Please refer media questions to Jacqui Nguyen at (916) 651-4036.
Below is a summary of some subcommittee activity from the past week:
Subcommittee #1 (Education)
Portantino (D-Los Angeles) Chair, Moorlach (R-Costa Mesa), & Jackson (D-Santa Barbara)
Good Times Won’t Last Forever: Republicans Urge Schools to Plan Ahead: Public schools are currently experiencing a surge of $3 billion in additional money that local districts can choose how to spend. However, school financial experts testified that this growth in funding is likely to slow down next year. Senator John Moorlach (R-Costa Mesa) urged schools to take the long view in deciding how to spend the extra funds and to be sure to set funds aside for rising pension costs. “Storm clouds are gathering,” he said. “Both the Legislature and local school boards should begin to prepare now for slower growth in the future.” Schools face challenges like the high costs of past overpromises on pensions, and spending the surge in funds foolishly will set up cutbacks when the money returns to normal levels.
Subcommittee #2 (Resources, Environmental Protection, Energy, and Transportation)
Wieckowski (D-Fremont) Chair, Nielsen (R-Tehama), McGuire (D-Santa Rosa), Stern (D-Canoga Park)
Money Needed for Healthy Forests, Not the Stumbling High-Speed Rail: The governor’s budget proposes a total of $2.7 billion in Cap and Trade spending in 2018-19, including much needed investments of $160 million for forest improvements and fuel reduction projects to help address the tree mortality crisis. After the recent wildfires, and with high risk from millions of dead trees around the state, the state needs a real commitment and more funds for forest health. Unfortunately, the governor instead would waste funds by borrowing against future Cap and Trade revenue through 2050 to help support the bumbling High-Speed Rail project, which recently announced yet more delays and tens of billions in potential cost overruns. This reckless use of funds will impose greater costs on California families by requiring twice the amount of money to repay these loans. (Cap and Trade costs are ultimately paid by California consumers through higher prices for gas, electricity, food, and other items.) Also, expanding the use of Cap and Trade money for the ever-delayed train project will negatively affect other programs that, unlike High-Speed Rail, actually reduce greenhouse gases.
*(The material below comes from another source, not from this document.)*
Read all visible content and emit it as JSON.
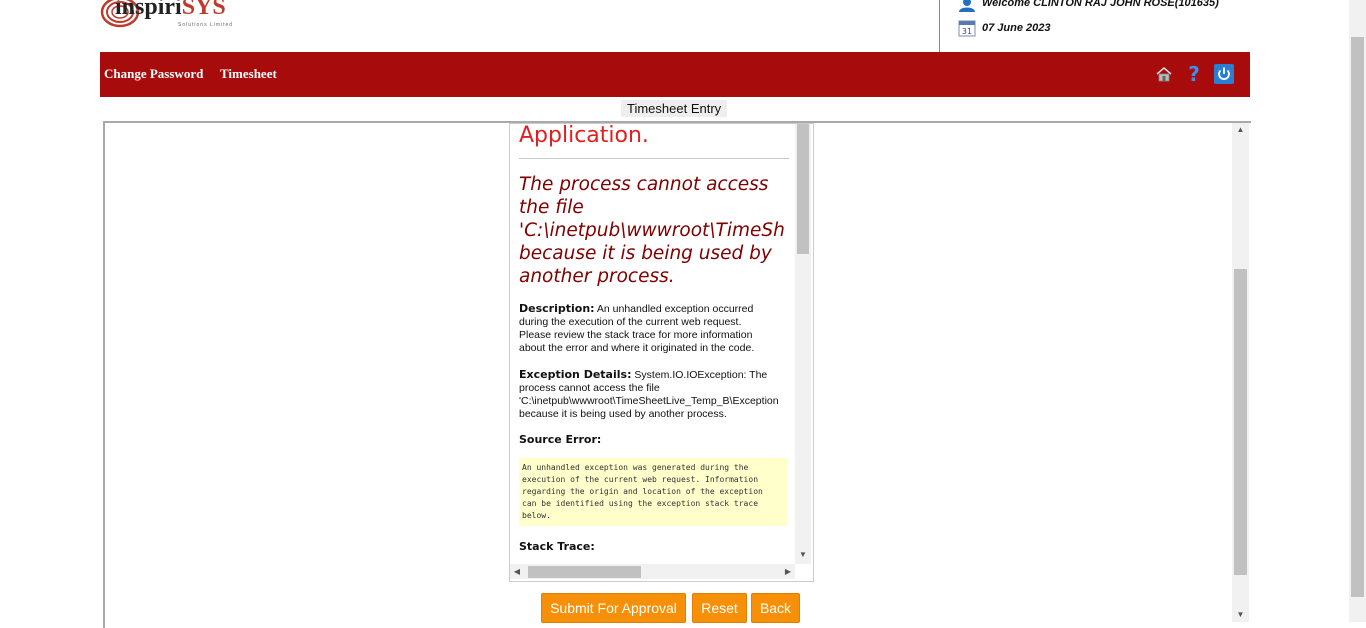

Subcommittee #3 (Health and Human Services)
Pan (D-Sacramento) Chair, Stone (R-Riverside County), & Monning (D-Santa Cruz)
Governor’s Proposal Puts Critical Health Programs at Risk: The governor’s budget proposes to eliminate the use of the federal “340B” Drug Pricing Program in Medi-Cal. This program provides discounts on outpatient prescription drugs to hospitals and community clinics that serve low-income individuals. The California Department of Health Care Services claims that since it is difficult to provide proper oversight of the 340B program, the state should end these discounts when a prescription drug is dispensed to an individual on Medi-Cal. Senator Jeff Stone (R-Riverside County) led the large coalition of concerned stakeholders in opposition to the governor’s proposal, noting it would “significantly increase the cost of pharmaceuticals for 340B eligible hospitals and clinics, which will undoubtedly lead to a reduction of available services.” He added, “How can the administration ensure that access to care is not negatively impacted as a result of this proposal?” Senator Stone also pointed out that other states effectively monitor the program without wholesale elimination of the discounts. No vote was taken on the proposal at the hearing.
Subcommittee #4 (State Administration and General Government)
Roth (D-Riverside) Chair, Wilk (R-Antelope Valley), & Glazer (D-Orinda)
Subcommittee #4 did not meet this week.
Subcommittee #5 (Corrections, Public Safety, and the Judiciary)
Skinner (D-Berkeley) Chair, Anderson (R-Alpine), & Beall (D-San Jose)
Juvenile Justice Proposals Prompt Significant Questions: The governor’s budget includes two proposals to treat some young adult offenders more like juveniles in prison rehabilitation programs. The first would increase the maximum age of a youthful offender committed to a state juvenile facility from 23 to 25, potentially allowing some to benefit from rehabilitative programs targeted specifically to young offenders, rather than being transferred to adult facilities or released before they are ready. The second proposal would allow some young adult offenders (up to the age of 25) to serve their sentences in juvenile facilities, instead of adult prisons, hoping that rehabilitation efforts tailored to younger adult offenders could result in fewer returning to prison. Senate Republicans agree that efforts to prevent offenders from returning to prison are worthwhile, though challenges with these proposals include treating very young teens alongside adult offenders. The committee members did not reach agreement, and a vote on these proposals was delayed to a future hearing.
There will not be any Budget Subcommittee hearings on Thursday, March 29th.
You can view the agendas for the following week’s Budget Subcommittee hearings here.